We packed a little bit before our afternoon excursion, which again was not well attended. And again, those who did not go missed out. There was some good cloud cover, and the trade winds were blowing, so it was quite comfortable. Also, the walk was very nice as well. We saw more marine iguanas, but instead of being black, these ones were red and green. They're the same species, but these ones on Espanola, for whatever reason, turn red and green for mating season. We also saw quite a few blue-footed boobies, including some doing mating rituals. There were also Nazca boobies, tropic birds, swallow-tailed gulls, and two hawks. Interestingly, the female hawks are larger than the male hawks in the Galapagos.
There were also a ton of sea lions again, and this time they weren't just wading in the ocean, they were surfing. We are both very jealous of sea lions – they lounge around on the beach, wade in the surf, play with the tourists, and surf all day long, plus there is a seemingly endless supply of fish and almost no predators for the adults. We also saw two male lava lizards competing for territory. They get near one another, then do push-ups to show off their manhood. Our two fought a little bit, but then just preened for awhile without any further squabbling, so we walked on. At the end of the trail we saw a blowhole.
At the end of the trail Willy told us about the albatrosses, even though they weren't there for us to see. They start showing up at the end of March and early April. We had seen some shows on the Albatrosses before we left, and we couldn't wait to see them, especially their mating ritual. Pairs have a very long, very intricate, mating dance that involves beak tapping, mooing, and dancing around in perfect synchronization. It is really beyond description – you have to see it. Alas, we could not see it in person. We'll have to come back. In an attempt to make ourselves feel better about missing out, we asked Willy if we saw something that wasn't usually going on, and he told us that we came at the perfect time for the red-throated displays of the male Frigate Birds. We did feel better, but we also decided that we need to come back some year in May to see the Albatrosses.
Back on the boat, we had some drinks and discussed travel with Martha and Kate. They wanted to know about our trip to Southeast Asia last year, and Martha told us about how she wanted to go to Mongolia and some interesting books she had read involving Mongolia . She also told us that Lake Baykal in Russia was not just a summer tourist destination, but that there are snow and ice things to do during winter.

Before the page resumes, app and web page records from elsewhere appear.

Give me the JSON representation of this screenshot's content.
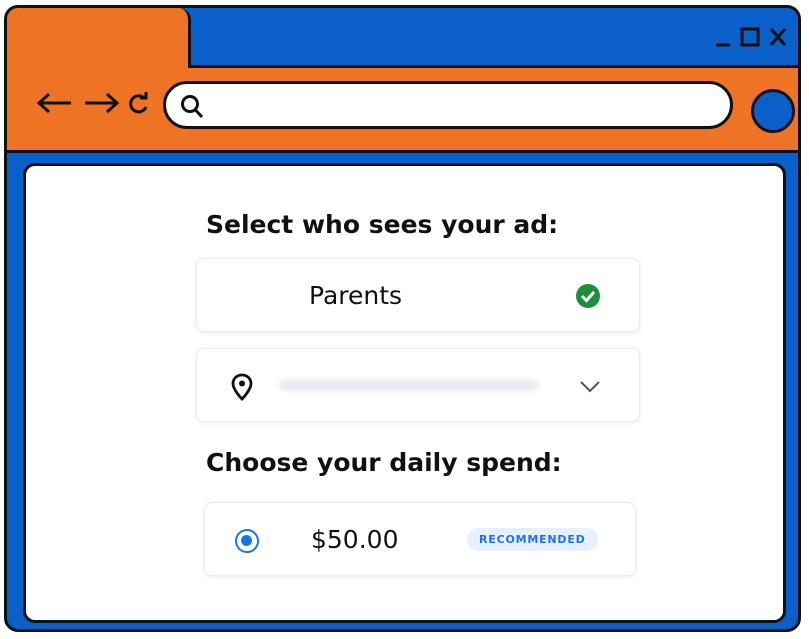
{
  "browser": {
    "window_controls": [
      "minimize-icon",
      "maximize-icon",
      "close-icon"
    ],
    "nav_icons": [
      "back-arrow-icon",
      "forward-arrow-icon",
      "reload-icon"
    ],
    "address_bar": {
      "value": "",
      "icon": "search-icon"
    },
    "profile_icon": "profile-circle-icon",
    "colors": {
      "frame": "#0a5fc9",
      "toolbar": "#ec7424",
      "outline": "#111111"
    }
  },
  "targeting": {
    "heading": "Select who sees your ad:",
    "audience": {
      "label": "Parents",
      "icon": "check-circle-icon",
      "check_color": "#1e8e3e"
    },
    "location": {
      "icon": "location-pin-icon",
      "dropdown_icon": "chevron-down-icon"
    }
  },
  "budget": {
    "heading": "Choose your daily spend:",
    "option": {
      "amount": "$50.00",
      "selected": true,
      "badge": "RECOMMENDED",
      "accent": "#1a73e8"
    }
  }
}
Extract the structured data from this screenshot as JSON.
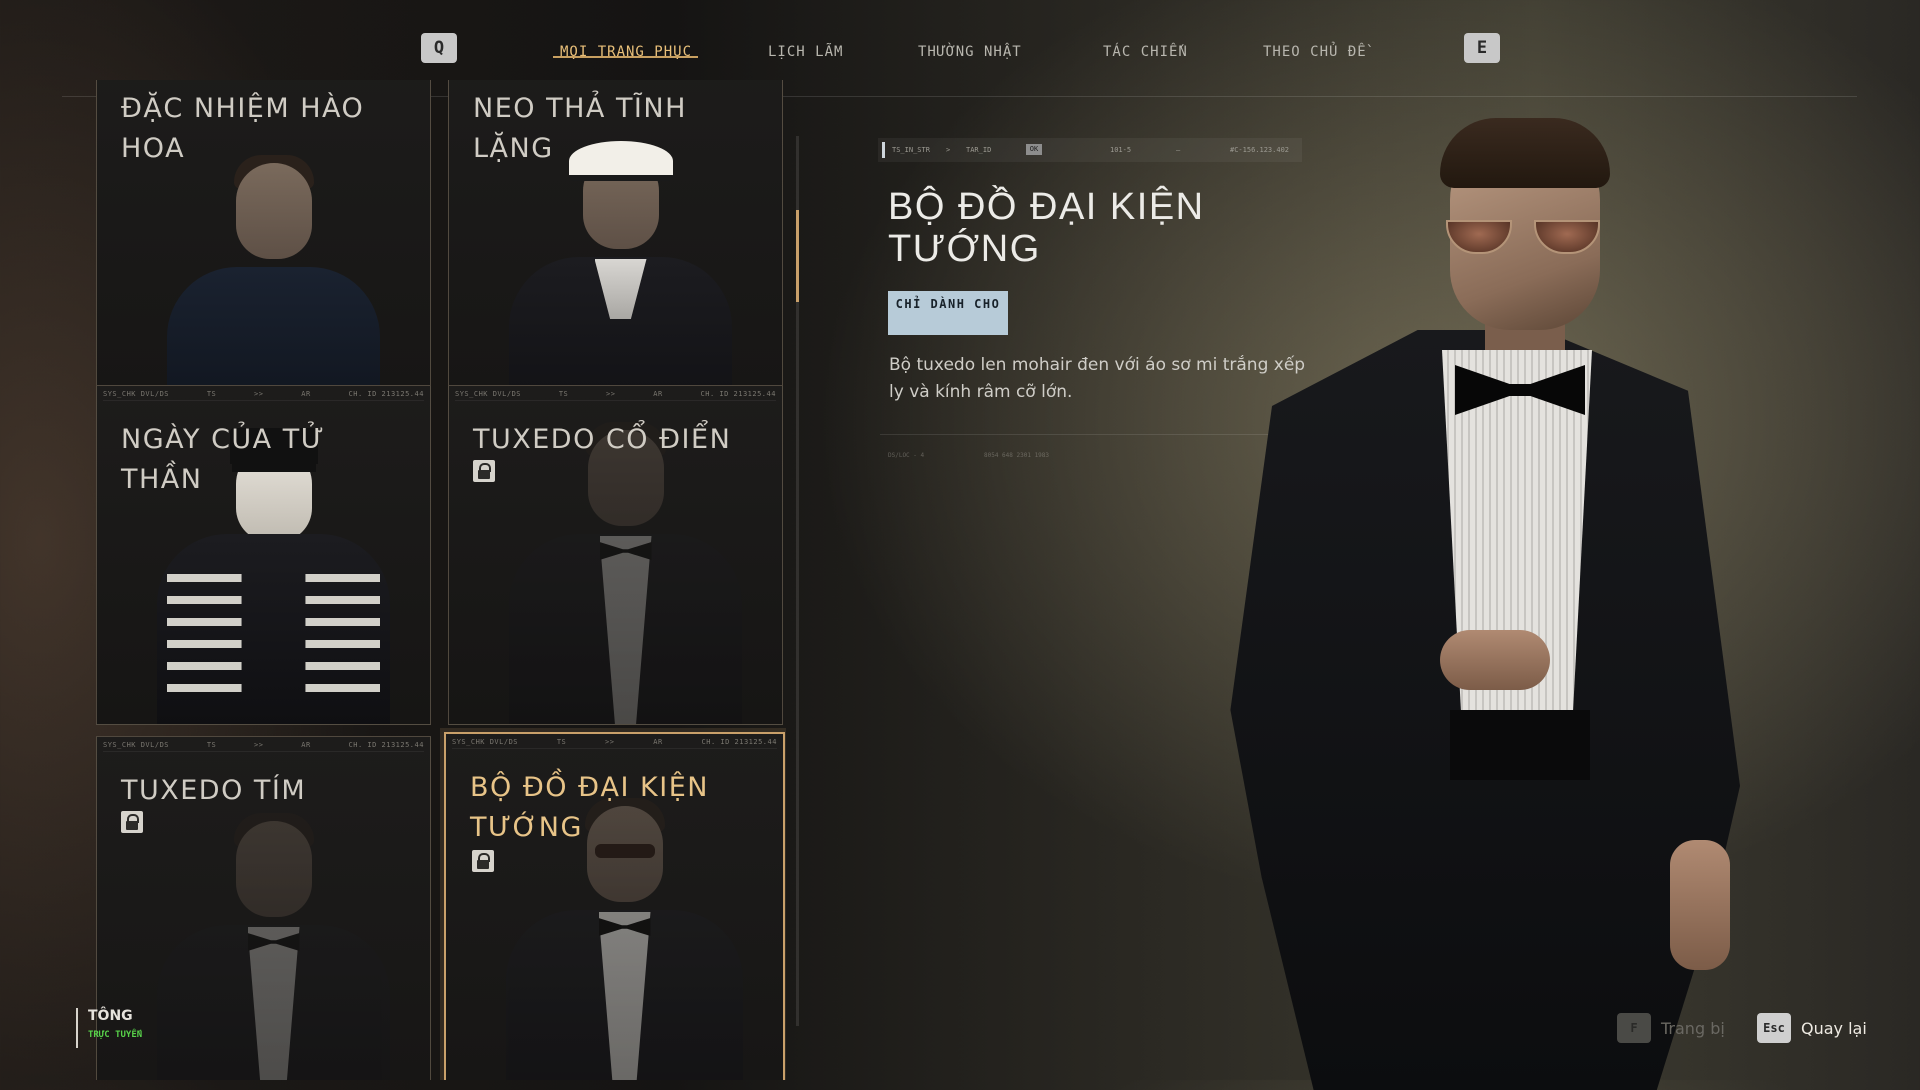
{
  "nav": {
    "prev_key": "Q",
    "next_key": "E",
    "tabs": [
      {
        "label": "MỌI TRANG PHỤC",
        "active": true
      },
      {
        "label": "LỊCH LÃM",
        "active": false
      },
      {
        "label": "THƯỜNG NHẬT",
        "active": false
      },
      {
        "label": "TÁC CHIẾN",
        "active": false
      },
      {
        "label": "THEO CHỦ ĐỀ",
        "active": false
      }
    ]
  },
  "outfits": [
    {
      "title": "ĐẶC NHIỆM HÀO HOA",
      "strip": [],
      "locked": false,
      "selected": false
    },
    {
      "title": "NEO THẢ TĨNH LẶNG",
      "strip": [],
      "locked": false,
      "selected": false
    },
    {
      "title": "NGÀY CỦA TỬ THẦN",
      "strip": [
        "SYS_CHK  DVL/DS",
        "TS",
        ">>",
        "AR",
        "CH. ID 213125.44"
      ],
      "locked": false,
      "selected": false
    },
    {
      "title": "TUXEDO CỔ ĐIỂN",
      "strip": [
        "SYS_CHK  DVL/DS",
        "TS",
        ">>",
        "AR",
        "CH. ID 213125.44"
      ],
      "locked": true,
      "selected": false
    },
    {
      "title": "TUXEDO TÍM",
      "strip": [
        "SYS_CHK  DVL/DS",
        "TS",
        ">>",
        "AR",
        "CH. ID 213125.44"
      ],
      "locked": true,
      "selected": false
    },
    {
      "title": "BỘ ĐỒ ĐẠI KIỆN TƯỚNG",
      "strip": [
        "SYS_CHK  DVL/DS",
        "TS",
        ">>",
        "AR",
        "CH. ID 213125.44"
      ],
      "locked": true,
      "selected": true
    }
  ],
  "detail": {
    "strip": {
      "a": "TS_IN_STR",
      "b": ">",
      "c": "TAR_ID",
      "ok": "OK",
      "d": "101-5",
      "e": "—",
      "f": "#C-156.123.402"
    },
    "title": "BỘ ĐỒ ĐẠI KIỆN TƯỚNG",
    "badge": "CHỈ DÀNH CHO",
    "description": "Bộ tuxedo len mohair đen với áo sơ mi trắng xếp ly và kính râm cỡ lớn.",
    "micro_left": "DS/LOC - 4",
    "micro_right": "8054 648 2301 1983"
  },
  "user": {
    "name": "TÔNG",
    "status": "TRỰC TUYẾN"
  },
  "hints": [
    {
      "key": "F",
      "label": "Trang bị",
      "enabled": false
    },
    {
      "key": "Esc",
      "label": "Quay lại",
      "enabled": true
    }
  ],
  "colors": {
    "accent": "#c9a06a",
    "badge_bg": "#b7cbd8",
    "online": "#58d24a"
  }
}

If we ever do go to Lake Baykal , though, it will still probably be in the summer.
We had dinner, then went stargazing. Because the Galapagos is along the equator, both the northern and southern constellations are visible. We had heard about the Southern Cross, and wanted to see it – we were wildly underwhelmed. It was just four stars, and doesn't really look like a cross – if you connect the dots it forms a diamond, not a cross. Anyway, there were a lot of stars, but not nearly as many as we saw atop Mauna Kea on the Big Island in Hawaii. We took some photos with some of the other guests, including John and Phillip, and then packed before going to sleep.